None of the choices were correct, it should say I will say hello or I'm going to say hello
"I go say hello" is NOT English neither is "I go to say hello". Perhaps you can correct.
Sure it is. (I am an English teacher; prepare for a grammatical rant.)
If you say hello to someone every day (or with some regular frequency), you would say "I go say hello" implying that it is something you regularly do.
E.g.: "I go say hello to my old teachers every December."
Additionally, if you say "I go TO say hello", that carries with it the connotation that you go somewhere (again, with regularity) but with the express purpose of saying hello. Maybe you're trying to cheer someone up or let them know you're thinking of them!
E.g.: "I go to say hello to my grandma every day so she doesn't get lonely.
But you're right: just saying "I go to say hello" or "I go say hello" or otherwise using the present simple tense referring to one occasion is usually wrong.
That is, of course, unless you're doing what I like to call "sportscaster present tense" (narrating a story from the past in the present tense):
E.g.: "If he goes to midfield there, he gets the ball taken from him." [Announcer talking about a play that already happened]
Sports commentators do this all the time in English and Spanish.
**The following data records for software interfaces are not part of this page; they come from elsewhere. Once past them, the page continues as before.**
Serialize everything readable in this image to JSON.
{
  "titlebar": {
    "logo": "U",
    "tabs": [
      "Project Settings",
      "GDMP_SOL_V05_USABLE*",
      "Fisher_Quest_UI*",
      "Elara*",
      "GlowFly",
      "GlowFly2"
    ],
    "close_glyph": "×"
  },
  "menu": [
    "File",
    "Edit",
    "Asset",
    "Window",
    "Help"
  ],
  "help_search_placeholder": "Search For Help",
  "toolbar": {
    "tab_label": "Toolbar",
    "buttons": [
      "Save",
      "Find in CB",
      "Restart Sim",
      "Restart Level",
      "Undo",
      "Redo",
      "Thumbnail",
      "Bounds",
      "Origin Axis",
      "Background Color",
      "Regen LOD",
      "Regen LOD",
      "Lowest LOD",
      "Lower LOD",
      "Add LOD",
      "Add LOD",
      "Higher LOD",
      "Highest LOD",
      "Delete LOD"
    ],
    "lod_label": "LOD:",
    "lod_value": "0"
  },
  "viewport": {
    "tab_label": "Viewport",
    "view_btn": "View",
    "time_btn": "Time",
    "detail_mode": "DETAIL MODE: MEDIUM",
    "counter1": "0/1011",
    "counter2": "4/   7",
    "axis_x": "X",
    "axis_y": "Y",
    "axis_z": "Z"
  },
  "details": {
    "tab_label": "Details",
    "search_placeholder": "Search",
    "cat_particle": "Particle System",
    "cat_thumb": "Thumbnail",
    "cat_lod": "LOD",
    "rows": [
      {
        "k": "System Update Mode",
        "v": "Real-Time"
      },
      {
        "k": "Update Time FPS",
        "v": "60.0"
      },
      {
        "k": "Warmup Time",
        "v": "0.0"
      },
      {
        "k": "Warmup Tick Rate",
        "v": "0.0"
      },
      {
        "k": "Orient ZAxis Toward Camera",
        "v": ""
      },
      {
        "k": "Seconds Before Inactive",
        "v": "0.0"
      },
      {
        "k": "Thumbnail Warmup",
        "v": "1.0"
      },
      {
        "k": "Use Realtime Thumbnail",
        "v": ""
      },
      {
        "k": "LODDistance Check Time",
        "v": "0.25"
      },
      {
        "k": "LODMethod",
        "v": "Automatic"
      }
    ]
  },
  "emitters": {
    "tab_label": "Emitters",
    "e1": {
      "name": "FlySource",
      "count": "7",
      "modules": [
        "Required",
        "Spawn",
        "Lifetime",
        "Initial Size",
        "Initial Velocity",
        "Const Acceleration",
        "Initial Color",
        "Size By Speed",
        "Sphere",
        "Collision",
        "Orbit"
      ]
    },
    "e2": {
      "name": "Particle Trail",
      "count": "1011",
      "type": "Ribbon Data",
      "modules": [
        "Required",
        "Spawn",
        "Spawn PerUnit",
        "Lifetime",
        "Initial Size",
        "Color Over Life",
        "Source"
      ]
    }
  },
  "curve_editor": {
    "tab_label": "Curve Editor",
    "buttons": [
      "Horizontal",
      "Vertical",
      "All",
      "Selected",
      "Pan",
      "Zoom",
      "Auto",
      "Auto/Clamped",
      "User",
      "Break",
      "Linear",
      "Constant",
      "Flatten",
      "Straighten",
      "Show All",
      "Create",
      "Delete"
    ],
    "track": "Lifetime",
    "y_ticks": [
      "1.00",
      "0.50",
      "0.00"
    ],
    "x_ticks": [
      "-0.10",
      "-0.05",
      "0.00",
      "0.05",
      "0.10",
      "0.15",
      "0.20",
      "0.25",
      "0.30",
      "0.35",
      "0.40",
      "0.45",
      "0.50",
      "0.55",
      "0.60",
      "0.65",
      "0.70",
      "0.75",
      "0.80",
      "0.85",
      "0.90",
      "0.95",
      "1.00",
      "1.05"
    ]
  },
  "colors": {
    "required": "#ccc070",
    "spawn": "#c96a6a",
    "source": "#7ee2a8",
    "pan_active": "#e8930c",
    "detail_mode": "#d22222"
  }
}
Does this happen in Portuguese as well?
I was marked wrong because I wrote "hallo". This is not "the wrong word", it's a perfectly valid alternative spelling in British English.
Why is "I am going to say hello." right but "I'm going to say hello" wrong? This is like the closest variation and not wrong, so could you please add this variation to the optional solutions? :)